Under Covid restrictions, while children learned virtually in their own homes, obvious toys elicitedfrom school administrators who seem to have so much fear over firearms that they call the police.
One(while not a toy, certainly not a firearm) has led to to counter the insanity.
But don’t think this is something new. Schools have long been a breeding ground for ridiculous anti-gun responses to children and their toys, often . Even when children turn themselves in for innocent mistakes that violate silly policies, they face .
Schools aren’t the exception, though. We have been covering the disturbing trend of anti-gun extremism invading the realm of kids-at-play for some time. Modeled after so-called gun “buybacks,” joyless scolds have been operating programs to encourage children (their parents, really) to for what the program operators deem to be more politically correct toys.
Those running these programs freely admit that their goal is to indoctrinate kids into believing that they should consider it “not cool to carry these toy guns,” with the ultimate goal being that they will grow up to never “carry a real gun.”
So much for personal protection.
These programs encouraging children to abandon toy guns generally run around Christmas, with ’t satisfied with ruining just one holiday season.
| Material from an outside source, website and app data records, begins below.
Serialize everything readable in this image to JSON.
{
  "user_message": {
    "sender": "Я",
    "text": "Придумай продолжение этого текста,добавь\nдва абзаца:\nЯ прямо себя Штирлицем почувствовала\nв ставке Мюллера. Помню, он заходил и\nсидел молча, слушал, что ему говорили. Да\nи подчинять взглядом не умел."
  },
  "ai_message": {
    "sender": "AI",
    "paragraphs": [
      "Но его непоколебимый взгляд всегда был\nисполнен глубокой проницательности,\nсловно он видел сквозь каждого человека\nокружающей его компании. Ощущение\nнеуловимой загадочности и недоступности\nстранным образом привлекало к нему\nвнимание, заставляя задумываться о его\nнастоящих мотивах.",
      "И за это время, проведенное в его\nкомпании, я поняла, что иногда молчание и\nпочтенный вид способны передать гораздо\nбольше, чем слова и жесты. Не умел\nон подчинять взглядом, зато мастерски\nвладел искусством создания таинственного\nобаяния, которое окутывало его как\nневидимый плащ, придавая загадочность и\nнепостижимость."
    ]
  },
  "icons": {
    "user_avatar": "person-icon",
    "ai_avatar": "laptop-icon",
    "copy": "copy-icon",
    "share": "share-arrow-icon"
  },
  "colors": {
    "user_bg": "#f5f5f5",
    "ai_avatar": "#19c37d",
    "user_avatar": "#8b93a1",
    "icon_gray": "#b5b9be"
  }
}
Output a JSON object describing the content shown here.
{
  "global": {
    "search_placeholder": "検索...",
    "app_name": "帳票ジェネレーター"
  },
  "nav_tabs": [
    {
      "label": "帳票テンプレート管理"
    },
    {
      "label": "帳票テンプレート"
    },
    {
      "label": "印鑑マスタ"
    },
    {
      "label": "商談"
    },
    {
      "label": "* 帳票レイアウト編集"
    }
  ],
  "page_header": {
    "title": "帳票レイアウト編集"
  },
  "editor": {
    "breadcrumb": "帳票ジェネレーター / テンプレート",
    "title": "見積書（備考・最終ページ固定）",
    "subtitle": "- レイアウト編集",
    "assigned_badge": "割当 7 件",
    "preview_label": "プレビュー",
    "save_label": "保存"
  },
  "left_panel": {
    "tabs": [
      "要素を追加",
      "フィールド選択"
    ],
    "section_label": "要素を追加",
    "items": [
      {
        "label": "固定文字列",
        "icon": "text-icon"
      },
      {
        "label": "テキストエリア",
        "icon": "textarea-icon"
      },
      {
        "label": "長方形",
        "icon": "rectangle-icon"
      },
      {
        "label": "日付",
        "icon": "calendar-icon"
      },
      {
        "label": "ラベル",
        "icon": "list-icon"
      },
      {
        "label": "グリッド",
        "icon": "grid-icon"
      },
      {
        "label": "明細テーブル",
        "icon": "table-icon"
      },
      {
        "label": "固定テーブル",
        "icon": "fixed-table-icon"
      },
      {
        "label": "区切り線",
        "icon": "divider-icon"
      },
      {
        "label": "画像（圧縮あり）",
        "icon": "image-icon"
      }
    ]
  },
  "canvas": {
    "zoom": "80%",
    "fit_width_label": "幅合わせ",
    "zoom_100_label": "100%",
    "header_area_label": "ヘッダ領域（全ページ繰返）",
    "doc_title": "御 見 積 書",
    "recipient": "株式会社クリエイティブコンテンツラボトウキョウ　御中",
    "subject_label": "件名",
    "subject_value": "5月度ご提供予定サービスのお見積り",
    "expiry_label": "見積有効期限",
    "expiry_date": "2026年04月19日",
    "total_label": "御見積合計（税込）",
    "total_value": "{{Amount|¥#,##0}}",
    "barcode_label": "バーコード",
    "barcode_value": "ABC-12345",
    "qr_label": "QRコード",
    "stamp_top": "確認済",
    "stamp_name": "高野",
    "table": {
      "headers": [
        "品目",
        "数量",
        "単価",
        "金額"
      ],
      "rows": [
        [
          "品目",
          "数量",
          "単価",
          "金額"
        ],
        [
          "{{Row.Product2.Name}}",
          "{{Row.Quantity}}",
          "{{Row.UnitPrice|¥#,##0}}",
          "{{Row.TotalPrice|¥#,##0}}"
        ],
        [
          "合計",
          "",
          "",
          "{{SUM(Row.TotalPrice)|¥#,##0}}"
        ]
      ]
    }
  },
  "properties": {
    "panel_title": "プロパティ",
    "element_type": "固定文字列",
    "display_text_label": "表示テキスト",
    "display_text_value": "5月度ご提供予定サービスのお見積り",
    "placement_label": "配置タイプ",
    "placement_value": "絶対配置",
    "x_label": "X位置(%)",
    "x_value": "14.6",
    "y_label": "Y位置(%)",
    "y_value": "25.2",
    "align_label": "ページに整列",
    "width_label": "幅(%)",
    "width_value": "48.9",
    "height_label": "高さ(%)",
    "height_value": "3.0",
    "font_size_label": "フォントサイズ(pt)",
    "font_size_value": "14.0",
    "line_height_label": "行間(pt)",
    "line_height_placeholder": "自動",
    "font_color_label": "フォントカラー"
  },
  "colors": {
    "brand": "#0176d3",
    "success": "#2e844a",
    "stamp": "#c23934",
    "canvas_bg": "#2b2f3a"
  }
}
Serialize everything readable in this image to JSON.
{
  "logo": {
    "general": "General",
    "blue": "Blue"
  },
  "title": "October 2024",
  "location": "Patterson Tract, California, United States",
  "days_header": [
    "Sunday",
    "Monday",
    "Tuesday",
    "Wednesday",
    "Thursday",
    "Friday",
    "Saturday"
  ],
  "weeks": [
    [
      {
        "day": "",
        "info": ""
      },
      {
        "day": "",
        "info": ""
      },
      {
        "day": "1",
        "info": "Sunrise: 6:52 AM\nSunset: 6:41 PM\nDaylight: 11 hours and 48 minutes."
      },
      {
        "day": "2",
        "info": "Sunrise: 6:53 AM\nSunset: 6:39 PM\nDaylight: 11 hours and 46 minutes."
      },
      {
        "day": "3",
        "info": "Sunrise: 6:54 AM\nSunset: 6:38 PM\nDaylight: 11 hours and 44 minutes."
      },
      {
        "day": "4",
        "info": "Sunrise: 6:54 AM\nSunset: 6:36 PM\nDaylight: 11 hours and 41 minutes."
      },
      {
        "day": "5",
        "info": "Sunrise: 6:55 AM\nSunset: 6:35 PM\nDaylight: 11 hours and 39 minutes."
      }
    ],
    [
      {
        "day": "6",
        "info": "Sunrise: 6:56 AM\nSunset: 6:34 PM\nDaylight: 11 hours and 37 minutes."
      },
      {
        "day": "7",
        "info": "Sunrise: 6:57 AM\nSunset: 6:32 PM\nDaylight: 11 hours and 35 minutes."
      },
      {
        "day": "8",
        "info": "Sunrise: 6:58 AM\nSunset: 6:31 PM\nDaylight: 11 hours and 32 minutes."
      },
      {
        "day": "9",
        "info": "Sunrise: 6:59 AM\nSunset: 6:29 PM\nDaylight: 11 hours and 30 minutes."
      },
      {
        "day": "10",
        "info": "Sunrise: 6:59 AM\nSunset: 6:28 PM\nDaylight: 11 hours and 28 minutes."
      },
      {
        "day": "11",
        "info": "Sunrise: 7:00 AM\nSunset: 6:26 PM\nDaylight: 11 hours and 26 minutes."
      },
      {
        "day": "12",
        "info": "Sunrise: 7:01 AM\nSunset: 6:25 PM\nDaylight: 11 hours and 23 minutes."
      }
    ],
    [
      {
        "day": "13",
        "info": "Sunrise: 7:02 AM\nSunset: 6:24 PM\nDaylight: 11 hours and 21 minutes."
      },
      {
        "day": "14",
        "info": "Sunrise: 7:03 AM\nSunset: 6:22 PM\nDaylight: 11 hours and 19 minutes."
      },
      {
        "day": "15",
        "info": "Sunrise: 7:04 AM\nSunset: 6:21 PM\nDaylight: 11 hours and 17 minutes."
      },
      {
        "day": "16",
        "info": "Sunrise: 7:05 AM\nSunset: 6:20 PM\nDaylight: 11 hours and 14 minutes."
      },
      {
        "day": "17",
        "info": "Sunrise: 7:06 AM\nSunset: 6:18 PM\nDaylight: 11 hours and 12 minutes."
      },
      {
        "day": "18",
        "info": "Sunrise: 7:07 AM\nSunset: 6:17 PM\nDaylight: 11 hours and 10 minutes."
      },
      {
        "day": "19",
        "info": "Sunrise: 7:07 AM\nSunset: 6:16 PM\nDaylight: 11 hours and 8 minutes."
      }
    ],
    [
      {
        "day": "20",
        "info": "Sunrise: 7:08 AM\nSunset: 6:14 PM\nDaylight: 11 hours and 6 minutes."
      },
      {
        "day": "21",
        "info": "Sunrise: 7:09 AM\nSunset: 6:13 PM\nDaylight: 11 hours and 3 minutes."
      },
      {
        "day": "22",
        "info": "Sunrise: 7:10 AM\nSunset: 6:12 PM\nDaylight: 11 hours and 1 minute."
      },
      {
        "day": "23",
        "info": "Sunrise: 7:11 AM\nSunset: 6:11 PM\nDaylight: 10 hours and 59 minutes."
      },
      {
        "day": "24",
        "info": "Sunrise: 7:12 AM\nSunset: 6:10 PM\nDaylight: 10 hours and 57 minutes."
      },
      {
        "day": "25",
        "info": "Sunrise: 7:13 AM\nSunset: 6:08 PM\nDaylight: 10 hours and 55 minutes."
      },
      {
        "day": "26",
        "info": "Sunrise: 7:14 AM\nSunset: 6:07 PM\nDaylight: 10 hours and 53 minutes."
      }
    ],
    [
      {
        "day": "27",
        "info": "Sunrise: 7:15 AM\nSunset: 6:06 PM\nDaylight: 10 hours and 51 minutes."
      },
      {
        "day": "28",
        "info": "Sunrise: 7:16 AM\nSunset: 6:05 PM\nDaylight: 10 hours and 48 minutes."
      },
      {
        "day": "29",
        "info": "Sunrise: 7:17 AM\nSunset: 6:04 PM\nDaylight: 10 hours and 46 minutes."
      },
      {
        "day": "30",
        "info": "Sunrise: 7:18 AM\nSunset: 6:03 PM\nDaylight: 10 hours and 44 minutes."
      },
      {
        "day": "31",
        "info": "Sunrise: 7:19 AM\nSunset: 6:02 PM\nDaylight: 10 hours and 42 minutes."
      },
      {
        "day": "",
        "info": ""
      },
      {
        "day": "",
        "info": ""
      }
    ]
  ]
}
They have also gone after toy guns during .sometimes getting involved in the lunacy. But these anti-gun Grinches aren
Even have not been safe in the past, and the campaign against water-based toy guns has reached .
So it’s no surprise to read advice coming from the rabidly anti-gun New York Times that during home play time. While we would not expect a Times advice columnist to put a great deal of thought into advice that involves guns, whether real or toys, the advice given by Philip Galanes to suggest kids use water balloons instead is somewhat amusing.
Doesn’t he realize a water balloon is simply a proxy for a grenade?
The splash of water even approximates the devastating shrapnel that is the hallmark of grenades, striking both the intended target as well as those in close proximity.
Philip writes, “Personally, I don’t think anyone should become desensitized to the act of pointing a gun at another person (even if the gun is made of chocolate).” But hurling grenades is OK?